### Task item:
Scan the entries below and return each line that contains "description".

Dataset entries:
-----
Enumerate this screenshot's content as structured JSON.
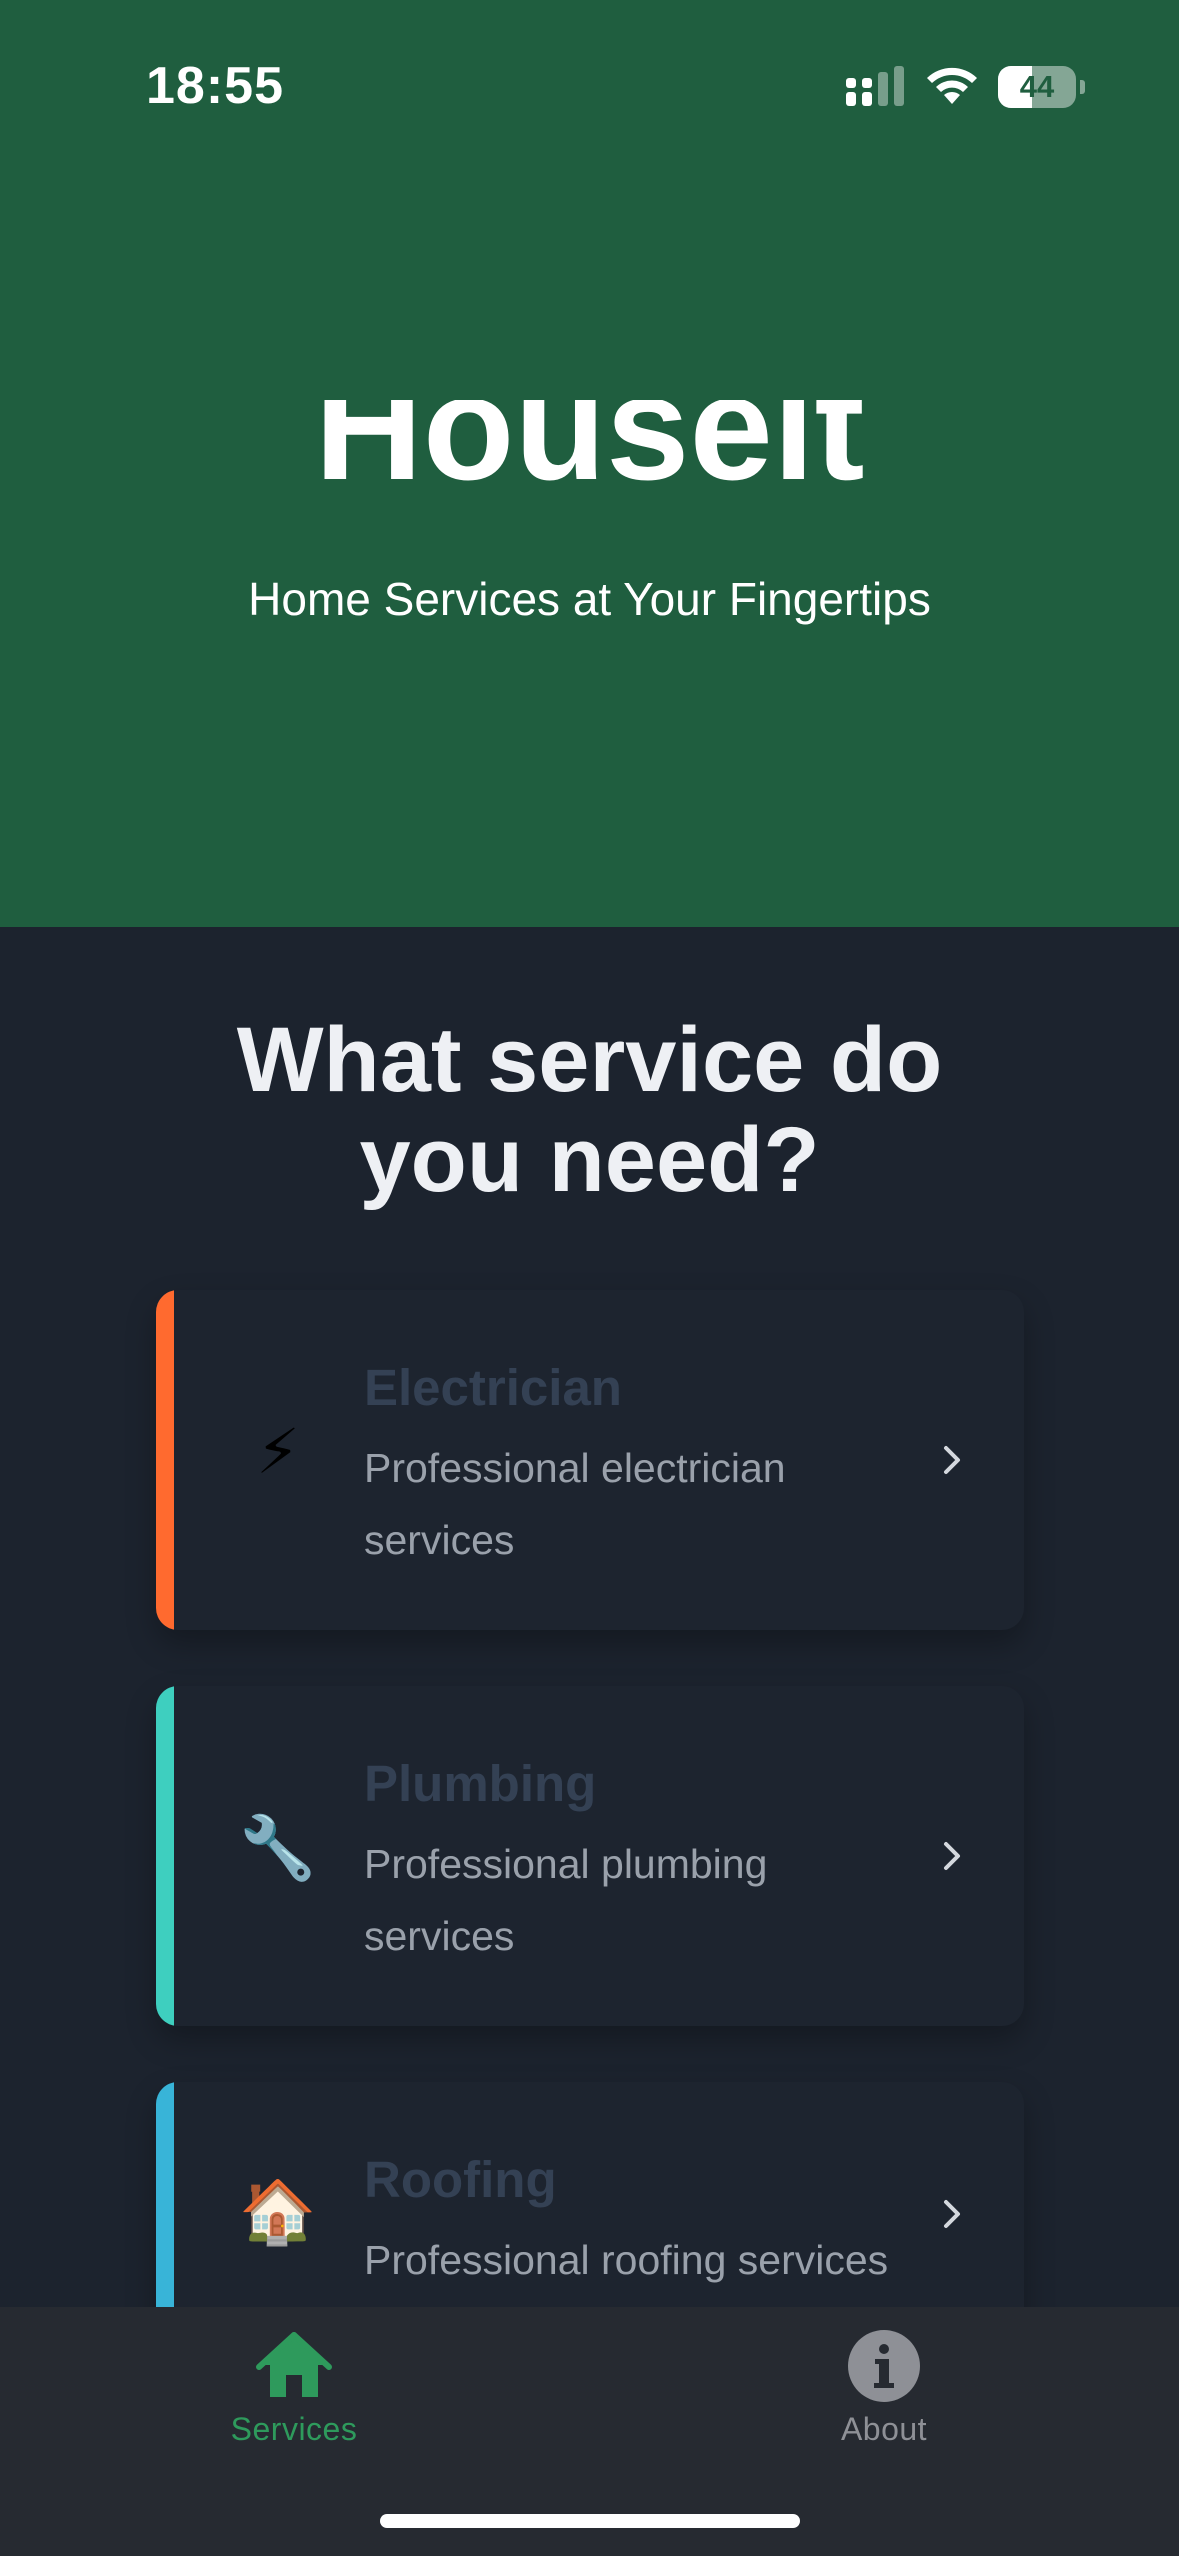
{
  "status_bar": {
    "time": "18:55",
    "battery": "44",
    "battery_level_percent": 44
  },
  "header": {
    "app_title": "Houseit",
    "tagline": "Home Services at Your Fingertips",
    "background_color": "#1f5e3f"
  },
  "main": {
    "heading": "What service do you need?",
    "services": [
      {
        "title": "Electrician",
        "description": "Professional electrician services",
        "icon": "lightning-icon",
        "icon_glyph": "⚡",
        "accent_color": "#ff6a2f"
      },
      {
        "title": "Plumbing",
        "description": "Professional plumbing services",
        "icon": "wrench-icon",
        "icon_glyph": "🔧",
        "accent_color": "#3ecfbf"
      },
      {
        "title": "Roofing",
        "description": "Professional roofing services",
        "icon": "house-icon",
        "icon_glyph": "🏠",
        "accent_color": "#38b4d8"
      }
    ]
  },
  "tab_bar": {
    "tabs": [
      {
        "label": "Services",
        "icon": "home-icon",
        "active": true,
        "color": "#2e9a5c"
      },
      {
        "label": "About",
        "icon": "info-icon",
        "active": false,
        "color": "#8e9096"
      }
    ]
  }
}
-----
### Reply to the task:
        "description": "Professional electrician services",
        "description": "Professional plumbing services",
        "description": "Professional roofing services",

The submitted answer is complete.